=== Section Start ===

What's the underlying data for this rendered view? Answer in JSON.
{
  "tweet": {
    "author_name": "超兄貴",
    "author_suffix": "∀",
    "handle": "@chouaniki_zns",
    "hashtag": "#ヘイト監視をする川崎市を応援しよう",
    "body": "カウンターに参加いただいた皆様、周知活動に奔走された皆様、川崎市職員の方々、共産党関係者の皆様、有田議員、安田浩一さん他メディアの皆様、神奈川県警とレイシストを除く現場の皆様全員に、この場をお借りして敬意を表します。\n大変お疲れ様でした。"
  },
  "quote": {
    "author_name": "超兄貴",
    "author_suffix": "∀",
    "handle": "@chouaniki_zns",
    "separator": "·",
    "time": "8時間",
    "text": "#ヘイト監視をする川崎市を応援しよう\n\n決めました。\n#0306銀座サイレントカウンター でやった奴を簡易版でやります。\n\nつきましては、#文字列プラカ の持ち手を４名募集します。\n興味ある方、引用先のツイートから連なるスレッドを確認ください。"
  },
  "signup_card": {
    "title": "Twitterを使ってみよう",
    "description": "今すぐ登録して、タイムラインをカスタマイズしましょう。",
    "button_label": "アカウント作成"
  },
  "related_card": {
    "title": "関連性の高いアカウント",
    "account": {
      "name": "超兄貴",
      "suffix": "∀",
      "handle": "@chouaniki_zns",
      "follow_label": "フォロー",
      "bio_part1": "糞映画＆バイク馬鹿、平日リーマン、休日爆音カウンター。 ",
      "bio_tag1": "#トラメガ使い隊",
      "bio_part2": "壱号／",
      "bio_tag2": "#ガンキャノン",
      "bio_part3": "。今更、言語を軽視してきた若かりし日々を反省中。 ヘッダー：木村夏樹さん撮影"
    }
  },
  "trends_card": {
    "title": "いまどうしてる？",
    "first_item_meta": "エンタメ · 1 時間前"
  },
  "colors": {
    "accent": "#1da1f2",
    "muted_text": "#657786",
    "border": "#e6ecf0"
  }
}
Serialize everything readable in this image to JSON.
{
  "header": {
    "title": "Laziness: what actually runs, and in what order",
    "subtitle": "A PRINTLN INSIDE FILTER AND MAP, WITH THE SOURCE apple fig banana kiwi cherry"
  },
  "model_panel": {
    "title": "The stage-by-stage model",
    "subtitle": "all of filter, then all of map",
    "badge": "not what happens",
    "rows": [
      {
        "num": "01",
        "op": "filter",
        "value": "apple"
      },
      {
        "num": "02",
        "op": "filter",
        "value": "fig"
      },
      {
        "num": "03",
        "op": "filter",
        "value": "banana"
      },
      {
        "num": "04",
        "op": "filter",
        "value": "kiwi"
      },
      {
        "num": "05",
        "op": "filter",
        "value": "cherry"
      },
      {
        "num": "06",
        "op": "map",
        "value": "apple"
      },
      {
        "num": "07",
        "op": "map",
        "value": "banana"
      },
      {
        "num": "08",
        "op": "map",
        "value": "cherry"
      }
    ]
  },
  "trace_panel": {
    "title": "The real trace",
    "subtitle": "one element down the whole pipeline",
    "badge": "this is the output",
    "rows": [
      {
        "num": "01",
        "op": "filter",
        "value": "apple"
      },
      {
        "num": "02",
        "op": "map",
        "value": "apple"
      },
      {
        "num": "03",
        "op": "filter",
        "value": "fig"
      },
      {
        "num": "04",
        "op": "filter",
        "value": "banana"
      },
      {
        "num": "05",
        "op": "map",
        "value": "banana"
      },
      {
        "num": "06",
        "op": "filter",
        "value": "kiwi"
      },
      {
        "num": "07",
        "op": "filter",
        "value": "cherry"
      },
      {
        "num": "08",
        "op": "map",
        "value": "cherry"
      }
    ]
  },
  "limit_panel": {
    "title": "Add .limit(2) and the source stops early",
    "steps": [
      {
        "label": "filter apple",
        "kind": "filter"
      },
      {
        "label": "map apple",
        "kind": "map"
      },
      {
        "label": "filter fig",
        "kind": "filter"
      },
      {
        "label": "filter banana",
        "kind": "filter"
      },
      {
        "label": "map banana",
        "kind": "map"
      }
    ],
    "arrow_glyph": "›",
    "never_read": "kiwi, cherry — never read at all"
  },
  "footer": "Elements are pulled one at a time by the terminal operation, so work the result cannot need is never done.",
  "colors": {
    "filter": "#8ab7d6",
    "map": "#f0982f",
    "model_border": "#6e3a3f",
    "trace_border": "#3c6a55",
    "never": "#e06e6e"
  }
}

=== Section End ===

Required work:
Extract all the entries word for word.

Solution for this task:
What's the underlying data for this rendered view? Answer in JSON.
{
  "tweet": {
    "author_name": "超兄貴",
    "author_suffix": "∀",
    "handle": "@chouaniki_zns",
    "hashtag": "#ヘイト監視をする川崎市を応援しよう",
    "body": "カウンターに参加いただいた皆様、周知活動に奔走された皆様、川崎市職員の方々、共産党関係者の皆様、有田議員、安田浩一さん他メディアの皆様、神奈川県警とレイシストを除く現場の皆様全員に、この場をお借りして敬意を表します。\n大変お疲れ様でした。"
  },
  "quote": {
    "author_name": "超兄貴",
    "author_suffix": "∀",
    "handle": "@chouaniki_zns",
    "separator": "·",
    "time": "8時間",
    "text": "#ヘイト監視をする川崎市を応援しよう\n\n決めました。\n#0306銀座サイレントカウンター でやった奴を簡易版でやります。\n\nつきましては、#文字列プラカ の持ち手を４名募集します。\n興味ある方、引用先のツイートから連なるスレッドを確認ください。"
  },
  "signup_card": {
    "title": "Twitterを使ってみよう",
    "description": "今すぐ登録して、タイムラインをカスタマイズしましょう。",
    "button_label": "アカウント作成"
  },
  "related_card": {
    "title": "関連性の高いアカウント",
    "account": {
      "name": "超兄貴",
      "suffix": "∀",
      "handle": "@chouaniki_zns",
      "follow_label": "フォロー",
      "bio_part1": "糞映画＆バイク馬鹿、平日リーマン、休日爆音カウンター。 ",
      "bio_tag1": "#トラメガ使い隊",
      "bio_part2": "壱号／",
      "bio_tag2": "#ガンキャノン",
      "bio_part3": "。今更、言語を軽視してきた若かりし日々を反省中。 ヘッダー：木村夏樹さん撮影"
    }
  },
  "trends_card": {
    "title": "いまどうしてる？",
    "first_item_meta": "エンタメ · 1 時間前"
  },
  "colors": {
    "accent": "#1da1f2",
    "muted_text": "#657786",
    "border": "#e6ecf0"
  }
}
Serialize everything readable in this image to JSON.
{
  "header": {
    "title": "Laziness: what actually runs, and in what order",
    "subtitle": "A PRINTLN INSIDE FILTER AND MAP, WITH THE SOURCE apple fig banana kiwi cherry"
  },
  "model_panel": {
    "title": "The stage-by-stage model",
    "subtitle": "all of filter, then all of map",
    "badge": "not what happens",
    "rows": [
      {
        "num": "01",
        "op": "filter",
        "value": "apple"
      },
      {
        "num": "02",
        "op": "filter",
        "value": "fig"
      },
      {
        "num": "03",
        "op": "filter",
        "value": "banana"
      },
      {
        "num": "04",
        "op": "filter",
        "value": "kiwi"
      },
      {
        "num": "05",
        "op": "filter",
        "value": "cherry"
      },
      {
        "num": "06",
        "op": "map",
        "value": "apple"
      },
      {
        "num": "07",
        "op": "map",
        "value": "banana"
      },
      {
        "num": "08",
        "op": "map",
        "value": "cherry"
      }
    ]
  },
  "trace_panel": {
    "title": "The real trace",
    "subtitle": "one element down the whole pipeline",
    "badge": "this is the output",
    "rows": [
      {
        "num": "01",
        "op": "filter",
        "value": "apple"
      },
      {
        "num": "02",
        "op": "map",
        "value": "apple"
      },
      {
        "num": "03",
        "op": "filter",
        "value": "fig"
      },
      {
        "num": "04",
        "op": "filter",
        "value": "banana"
      },
      {
        "num": "05",
        "op": "map",
        "value": "banana"
      },
      {
        "num": "06",
        "op": "filter",
        "value": "kiwi"
      },
      {
        "num": "07",
        "op": "filter",
        "value": "cherry"
      },
      {
        "num": "08",
        "op": "map",
        "value": "cherry"
      }
    ]
  },
  "limit_panel": {
    "title": "Add .limit(2) and the source stops early",
    "steps": [
      {
        "label": "filter apple",
        "kind": "filter"
      },
      {
        "label": "map apple",
        "kind": "map"
      },
      {
        "label": "filter fig",
        "kind": "filter"
      },
      {
        "label": "filter banana",
        "kind": "filter"
      },
      {
        "label": "map banana",
        "kind": "map"
      }
    ],
    "arrow_glyph": "›",
    "never_read": "kiwi, cherry — never read at all"
  },
  "footer": "Elements are pulled one at a time by the terminal operation, so work the result cannot need is never done.",
  "colors": {
    "filter": "#8ab7d6",
    "map": "#f0982f",
    "model_border": "#6e3a3f",
    "trace_border": "#3c6a55",
    "never": "#e06e6e"
  }
}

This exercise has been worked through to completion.